The Rescue of Bessie

As this short narrative indicates, Mrs. Butler's moving story of her precious doll and the fire that destroyed Chicago found an eager family audience before she shared it with the world.

To fix a point for my earliest recollections, let me take the Chicago fire.

This story has been told and retold to generations of grandchildren who liked to hear it repeated. I was a very little girl, six years old; the youngest of the family and had been put to bed as usual early on that Sunday eve the 8th of October, 1871. Some unusual noise waked me and I found my big sister and brother gone from their beds, walking around fully dressed in the middle of the night.   Mother came at my call and to my pleasure said I might get up and dress for, as there was a great fire on the West Side which seemed to be coming in our direction[,] the sparks [were being] blown by a strong wind. Mother took me to the window to look at the brilliant sky where the blazing sky made it light enough to read by. All night long people came to our home for refuge, driven from their own homes[,] and all watched the progress of the flames.

Father and our house man helper were carrying the carpets up to the roof to soak there with water which would put out the sparks, when just then word came that the water works tower was burning and [there was] no more water. Father had a carriage and an [express] wagon waiting at the door and when morning came all of our personal belongings were loaded on the wagon[,] and Mother, my big sister and I got into the carriage ready to move; Father and my brother Stuyve on the wagon.
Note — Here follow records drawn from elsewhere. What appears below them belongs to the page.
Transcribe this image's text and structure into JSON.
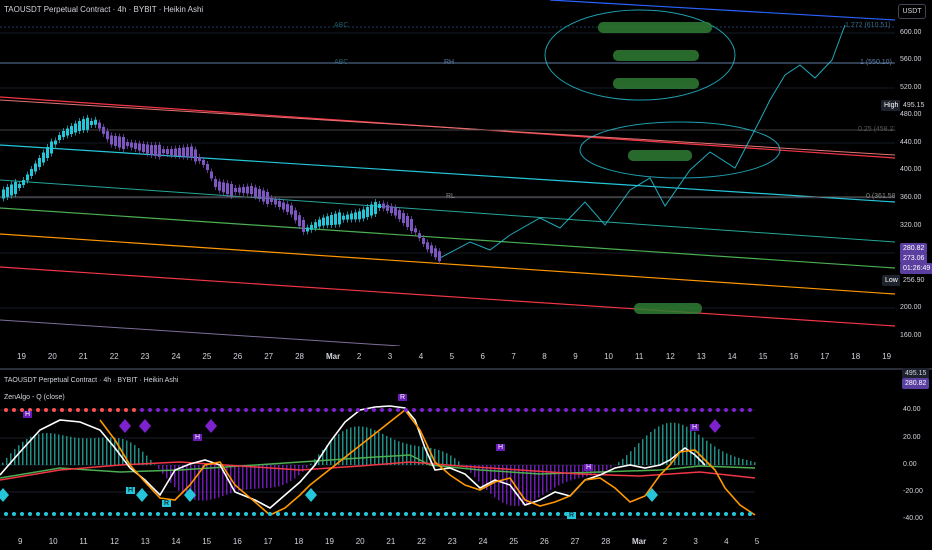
{
  "main": {
    "title": "TAOUSDT Perpetual Contract · 4h · BYBIT · Heikin Ashi",
    "currency_button": "USDT",
    "price_ticks": [
      "600.00",
      "560.00",
      "520.00",
      "480.00",
      "440.00",
      "400.00",
      "360.00",
      "320.00",
      "280.00",
      "240.00",
      "200.00",
      "160.00"
    ],
    "time_ticks": [
      "19",
      "20",
      "21",
      "22",
      "23",
      "24",
      "25",
      "26",
      "27",
      "28",
      "Mar",
      "2",
      "3",
      "4",
      "5",
      "6",
      "7",
      "8",
      "9",
      "10",
      "11",
      "12",
      "13",
      "14",
      "15",
      "16",
      "17",
      "18",
      "19"
    ],
    "high_label": "High",
    "high_value": "495.15",
    "current_price": "280.82",
    "current_price_sub": "273.06",
    "countdown": "01:26:49",
    "low_label": "Low",
    "low_value": "256.90",
    "level_labels": {
      "abc_top": "ABC",
      "abc_mid": "ABC",
      "rh": "RH",
      "rl": "RL",
      "fib_1272": "1.272 (610.51)",
      "fib_1": "1 (550.10)",
      "fib_025": "0.25 (458.27)",
      "fib_0": "0 (361.58)"
    }
  },
  "osc": {
    "title": "TAOUSDT Perpetual Contract · 4h · BYBIT · Heikin Ashi",
    "indicator": "ZenAlgo - Q (close)",
    "high_value": "495.15",
    "price_value": "280.82",
    "ticks": [
      "40.00",
      "20.00",
      "0.00",
      "-20.00",
      "-40.00"
    ],
    "time_ticks": [
      "9",
      "10",
      "11",
      "12",
      "13",
      "14",
      "15",
      "16",
      "17",
      "18",
      "19",
      "20",
      "21",
      "22",
      "23",
      "24",
      "25",
      "26",
      "27",
      "28",
      "Mar",
      "2",
      "3",
      "4",
      "5"
    ],
    "markers": {
      "h1": "H",
      "h2": "H",
      "h3": "H",
      "h4": "H",
      "h5": "H",
      "h6": "H",
      "r1": "R",
      "r2": "R",
      "r3": "R",
      "r4": "R"
    }
  },
  "colors": {
    "background": "#000000",
    "bull_candle": "#26c6da",
    "bear_candle": "#7e57c2",
    "red_line": "#f23645",
    "orange_line": "#ff9800",
    "green_line": "#4caf50",
    "cyan_line": "#26c6da",
    "blue_line": "#2962ff",
    "marker_green": "#2e7d32"
  }
}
At that moment I remembered my precious doll Bessie, had been left in the playroom and instan[t]ly I jumped out and ran back to the house where I picked up Bessie in her crib and carried both away in my arms.

So, we joined the long procession which was passing; mostly on foot, people carrying some special treasure in their arms (one woman had a pig) all bound Northwest.

At the entrance of what is now Lincoln Park we turned West; finally crossing a bridge over the river to the Northwest side which the fire never reached; burning itself out in the open unbuilt land of Lincoln Park.